Date: 27th July, 2017

Indian festivals are steeped in various multihued legends that owe their beginning to ancinet religious texts and Hindu scriptures. The same goes with the festival of Naag Panchami, which is dedicated to snake-God.

Naag Panchami is a prominent Hindu festival, which is commemorated on Panchami (Fifth) of Shukla Paksh in the Hindu month of Shravan (July – August). The propitious occasion of Naag Panchami is celebrated all across India, but observed more in rural areas.


The Farmer and the Snake
The first mythological tale associated with Naag Panchami states that one day a farmer was ploughing his field. All of a sudden, he saw an anthill at the edge of his field which he unintentionally annihilated with his tools, and hence the young snakes that were living inside were dead. When the mother of those young snakes came back, she saw the pieces of her young ones and bent on taking revenge with the farmer.

One day when the farmer was sleeping with his family the snake came and started to bite the feet of all the family members. At that time the eldest daughter of the snake was not there so the snake moved towards the neighboring village where the married daughter of farmer was living. The snake reached there, saw a young girl, and tried to bite her. Suddenly she saw that girl with folding hands prayed to the snake and request for forgiveness. The snake said sorry for killing her family, gave her daughter some nectar, and told her to sprinkle over all the dead people. The girl did the same and with this her family members came back to life.

Lord Krishna and Kaaliya Naag
As per this interesting legend, one day young Krishna was playing with his friends. Suddenly, their ball got entrapped in a tree branch. Below the tree, a terrible and enormous snake used to live so all the cowboys refused to go there. Unexpectedly, young Krishna slipped and fell into the water. The dreadful snake came up with rage to kill him, but after realizing his divine powers, the snake said sorry to Lord Krishna. Since then, the triumph of Lord Krishna over Kaaliya snake is celebrated as Naag Panchami.

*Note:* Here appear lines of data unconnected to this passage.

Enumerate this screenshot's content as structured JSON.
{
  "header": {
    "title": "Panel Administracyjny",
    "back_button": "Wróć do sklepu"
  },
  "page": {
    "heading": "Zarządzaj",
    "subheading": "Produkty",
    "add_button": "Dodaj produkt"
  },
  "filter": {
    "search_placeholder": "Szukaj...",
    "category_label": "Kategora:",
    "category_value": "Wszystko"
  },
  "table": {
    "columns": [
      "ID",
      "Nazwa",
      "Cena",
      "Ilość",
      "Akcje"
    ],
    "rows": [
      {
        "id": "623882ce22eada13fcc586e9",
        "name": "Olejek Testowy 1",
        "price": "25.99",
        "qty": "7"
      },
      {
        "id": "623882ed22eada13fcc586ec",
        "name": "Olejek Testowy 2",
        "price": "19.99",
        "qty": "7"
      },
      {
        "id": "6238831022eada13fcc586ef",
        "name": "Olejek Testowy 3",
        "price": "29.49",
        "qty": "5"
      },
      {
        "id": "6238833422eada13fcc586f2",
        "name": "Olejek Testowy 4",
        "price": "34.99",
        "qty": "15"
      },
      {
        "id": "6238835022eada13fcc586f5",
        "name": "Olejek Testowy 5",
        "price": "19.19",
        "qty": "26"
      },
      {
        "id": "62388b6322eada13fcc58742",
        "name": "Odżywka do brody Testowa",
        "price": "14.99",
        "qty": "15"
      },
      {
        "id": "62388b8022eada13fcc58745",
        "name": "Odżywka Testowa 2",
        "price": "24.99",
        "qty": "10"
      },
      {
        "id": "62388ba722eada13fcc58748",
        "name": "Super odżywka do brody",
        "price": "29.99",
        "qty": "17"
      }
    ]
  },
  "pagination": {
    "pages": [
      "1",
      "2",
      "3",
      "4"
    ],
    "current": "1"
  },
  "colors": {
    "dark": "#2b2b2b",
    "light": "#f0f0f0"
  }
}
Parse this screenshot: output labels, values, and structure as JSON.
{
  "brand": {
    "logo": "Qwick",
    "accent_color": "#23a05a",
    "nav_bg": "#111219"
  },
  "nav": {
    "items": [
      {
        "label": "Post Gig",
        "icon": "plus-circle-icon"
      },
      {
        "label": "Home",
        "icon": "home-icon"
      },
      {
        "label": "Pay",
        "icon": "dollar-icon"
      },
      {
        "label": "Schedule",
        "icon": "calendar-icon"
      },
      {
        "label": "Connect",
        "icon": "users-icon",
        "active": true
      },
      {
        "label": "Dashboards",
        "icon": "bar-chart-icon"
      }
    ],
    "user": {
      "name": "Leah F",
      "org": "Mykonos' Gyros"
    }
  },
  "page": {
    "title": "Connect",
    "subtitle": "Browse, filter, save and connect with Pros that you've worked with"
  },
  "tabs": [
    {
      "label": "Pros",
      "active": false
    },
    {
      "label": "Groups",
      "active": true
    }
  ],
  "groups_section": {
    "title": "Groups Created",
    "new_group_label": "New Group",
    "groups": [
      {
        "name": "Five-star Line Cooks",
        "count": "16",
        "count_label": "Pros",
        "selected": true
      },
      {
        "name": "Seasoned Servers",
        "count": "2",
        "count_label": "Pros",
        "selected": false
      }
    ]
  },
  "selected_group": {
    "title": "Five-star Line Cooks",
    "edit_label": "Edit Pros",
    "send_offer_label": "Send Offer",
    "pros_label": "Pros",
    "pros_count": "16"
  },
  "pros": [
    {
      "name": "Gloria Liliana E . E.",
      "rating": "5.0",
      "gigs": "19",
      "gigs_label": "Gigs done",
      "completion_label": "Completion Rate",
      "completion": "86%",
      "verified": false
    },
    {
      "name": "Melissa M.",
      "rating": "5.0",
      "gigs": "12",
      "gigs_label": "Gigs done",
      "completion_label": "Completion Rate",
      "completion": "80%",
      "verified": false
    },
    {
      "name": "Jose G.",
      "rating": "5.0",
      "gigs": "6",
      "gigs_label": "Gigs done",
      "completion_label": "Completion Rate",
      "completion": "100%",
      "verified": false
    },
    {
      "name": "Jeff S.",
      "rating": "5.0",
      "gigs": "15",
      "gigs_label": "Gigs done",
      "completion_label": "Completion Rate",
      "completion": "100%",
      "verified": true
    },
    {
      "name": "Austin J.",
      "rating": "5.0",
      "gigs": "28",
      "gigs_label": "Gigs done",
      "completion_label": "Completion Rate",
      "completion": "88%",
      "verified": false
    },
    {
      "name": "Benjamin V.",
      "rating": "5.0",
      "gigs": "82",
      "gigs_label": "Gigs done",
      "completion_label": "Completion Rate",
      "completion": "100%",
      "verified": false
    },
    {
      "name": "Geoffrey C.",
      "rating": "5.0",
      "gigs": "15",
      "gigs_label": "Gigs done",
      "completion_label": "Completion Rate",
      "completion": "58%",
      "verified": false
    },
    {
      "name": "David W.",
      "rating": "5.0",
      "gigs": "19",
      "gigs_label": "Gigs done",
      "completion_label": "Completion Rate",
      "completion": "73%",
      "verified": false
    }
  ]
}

Nag Panchami Traditions and Customs

The worship places dedicated to snakes are flocked by devotees on this day. They carry turmeric powder and milk as offerings for the deity. In some parts of India, people offer rice and milk to live snakes as it is believed that giving them food could get protection from their bites.

Women also participate in this celebration; they wake up early in the morning, take bath and draw figures of snakes on the walls of the house with a mixture of milk, clay and cow dung. Then offerings are made with rice, milk, ghee, and water. Women also go to snake temples, carrying flowers and pots of milk and offer it to deity. As per mythological tales, if a snake drinks milk then it brings good luck and prosperity in life.